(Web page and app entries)
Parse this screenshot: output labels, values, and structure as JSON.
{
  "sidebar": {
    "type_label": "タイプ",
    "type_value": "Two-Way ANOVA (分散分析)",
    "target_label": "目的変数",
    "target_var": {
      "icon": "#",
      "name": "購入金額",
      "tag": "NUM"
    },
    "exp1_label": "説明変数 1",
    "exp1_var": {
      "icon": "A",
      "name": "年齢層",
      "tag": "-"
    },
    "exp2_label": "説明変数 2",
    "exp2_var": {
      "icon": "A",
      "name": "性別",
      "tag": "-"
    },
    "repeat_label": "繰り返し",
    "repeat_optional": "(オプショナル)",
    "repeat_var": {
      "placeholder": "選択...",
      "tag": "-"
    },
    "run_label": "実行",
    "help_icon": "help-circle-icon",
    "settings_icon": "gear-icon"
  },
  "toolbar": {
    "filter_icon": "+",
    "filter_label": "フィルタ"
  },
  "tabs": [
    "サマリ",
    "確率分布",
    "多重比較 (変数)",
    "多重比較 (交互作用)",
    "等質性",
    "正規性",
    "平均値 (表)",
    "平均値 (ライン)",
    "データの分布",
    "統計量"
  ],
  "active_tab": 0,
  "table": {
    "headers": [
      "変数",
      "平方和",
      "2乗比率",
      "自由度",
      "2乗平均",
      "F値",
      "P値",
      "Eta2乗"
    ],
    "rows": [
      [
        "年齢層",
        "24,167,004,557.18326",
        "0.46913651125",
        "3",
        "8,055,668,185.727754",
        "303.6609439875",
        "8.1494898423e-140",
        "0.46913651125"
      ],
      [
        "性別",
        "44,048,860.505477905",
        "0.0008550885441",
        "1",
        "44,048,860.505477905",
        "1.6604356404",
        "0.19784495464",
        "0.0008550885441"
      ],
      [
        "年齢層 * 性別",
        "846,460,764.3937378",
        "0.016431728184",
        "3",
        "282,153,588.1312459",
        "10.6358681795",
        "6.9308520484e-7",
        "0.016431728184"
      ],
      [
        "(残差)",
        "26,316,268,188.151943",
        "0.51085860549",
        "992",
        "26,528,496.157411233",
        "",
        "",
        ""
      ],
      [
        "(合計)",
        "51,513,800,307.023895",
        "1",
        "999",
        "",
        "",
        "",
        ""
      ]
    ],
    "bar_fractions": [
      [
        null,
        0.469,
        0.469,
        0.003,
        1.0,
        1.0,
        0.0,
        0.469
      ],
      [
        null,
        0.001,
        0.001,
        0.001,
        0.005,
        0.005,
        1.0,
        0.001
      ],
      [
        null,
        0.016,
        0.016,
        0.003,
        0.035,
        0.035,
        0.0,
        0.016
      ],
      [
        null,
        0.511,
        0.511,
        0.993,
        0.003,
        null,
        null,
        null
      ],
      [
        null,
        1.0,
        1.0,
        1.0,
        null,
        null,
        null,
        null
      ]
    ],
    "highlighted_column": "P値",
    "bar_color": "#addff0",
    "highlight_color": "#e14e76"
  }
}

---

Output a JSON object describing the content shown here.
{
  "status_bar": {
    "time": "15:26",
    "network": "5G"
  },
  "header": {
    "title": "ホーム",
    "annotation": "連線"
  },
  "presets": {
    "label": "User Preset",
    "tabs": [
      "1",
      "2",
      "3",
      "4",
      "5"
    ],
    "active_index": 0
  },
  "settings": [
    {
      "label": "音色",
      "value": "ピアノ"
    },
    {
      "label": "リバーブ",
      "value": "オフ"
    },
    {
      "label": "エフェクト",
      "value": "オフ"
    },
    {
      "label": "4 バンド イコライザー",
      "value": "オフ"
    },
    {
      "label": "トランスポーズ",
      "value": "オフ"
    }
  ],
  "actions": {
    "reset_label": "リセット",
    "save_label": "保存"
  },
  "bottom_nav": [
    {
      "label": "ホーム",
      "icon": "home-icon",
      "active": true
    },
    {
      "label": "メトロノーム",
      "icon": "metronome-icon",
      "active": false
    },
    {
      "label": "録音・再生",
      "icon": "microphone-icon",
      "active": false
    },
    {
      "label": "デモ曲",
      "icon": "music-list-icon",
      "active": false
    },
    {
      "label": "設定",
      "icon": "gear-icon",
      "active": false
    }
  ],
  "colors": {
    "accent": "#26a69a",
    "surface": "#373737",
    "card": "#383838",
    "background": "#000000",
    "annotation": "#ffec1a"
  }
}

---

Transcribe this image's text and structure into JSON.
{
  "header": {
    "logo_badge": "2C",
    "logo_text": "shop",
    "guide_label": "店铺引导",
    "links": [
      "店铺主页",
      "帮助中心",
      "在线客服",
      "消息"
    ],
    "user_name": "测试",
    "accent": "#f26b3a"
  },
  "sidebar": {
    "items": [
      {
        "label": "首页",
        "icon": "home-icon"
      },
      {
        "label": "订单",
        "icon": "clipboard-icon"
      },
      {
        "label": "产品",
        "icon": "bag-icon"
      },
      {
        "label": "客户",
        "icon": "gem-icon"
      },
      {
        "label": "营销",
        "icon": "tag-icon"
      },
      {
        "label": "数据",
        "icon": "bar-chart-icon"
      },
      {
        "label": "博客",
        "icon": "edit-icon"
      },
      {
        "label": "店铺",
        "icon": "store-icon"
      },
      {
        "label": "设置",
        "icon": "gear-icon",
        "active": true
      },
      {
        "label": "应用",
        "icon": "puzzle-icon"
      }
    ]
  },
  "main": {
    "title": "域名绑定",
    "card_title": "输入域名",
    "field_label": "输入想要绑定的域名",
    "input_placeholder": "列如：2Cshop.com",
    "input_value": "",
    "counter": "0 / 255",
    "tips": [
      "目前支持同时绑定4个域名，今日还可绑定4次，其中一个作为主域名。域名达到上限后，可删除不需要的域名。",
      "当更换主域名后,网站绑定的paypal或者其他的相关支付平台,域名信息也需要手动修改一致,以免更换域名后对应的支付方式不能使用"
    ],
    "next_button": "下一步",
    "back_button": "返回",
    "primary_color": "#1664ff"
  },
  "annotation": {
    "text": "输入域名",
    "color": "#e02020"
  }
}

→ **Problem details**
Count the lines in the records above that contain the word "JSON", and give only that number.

→ **Written answer**
3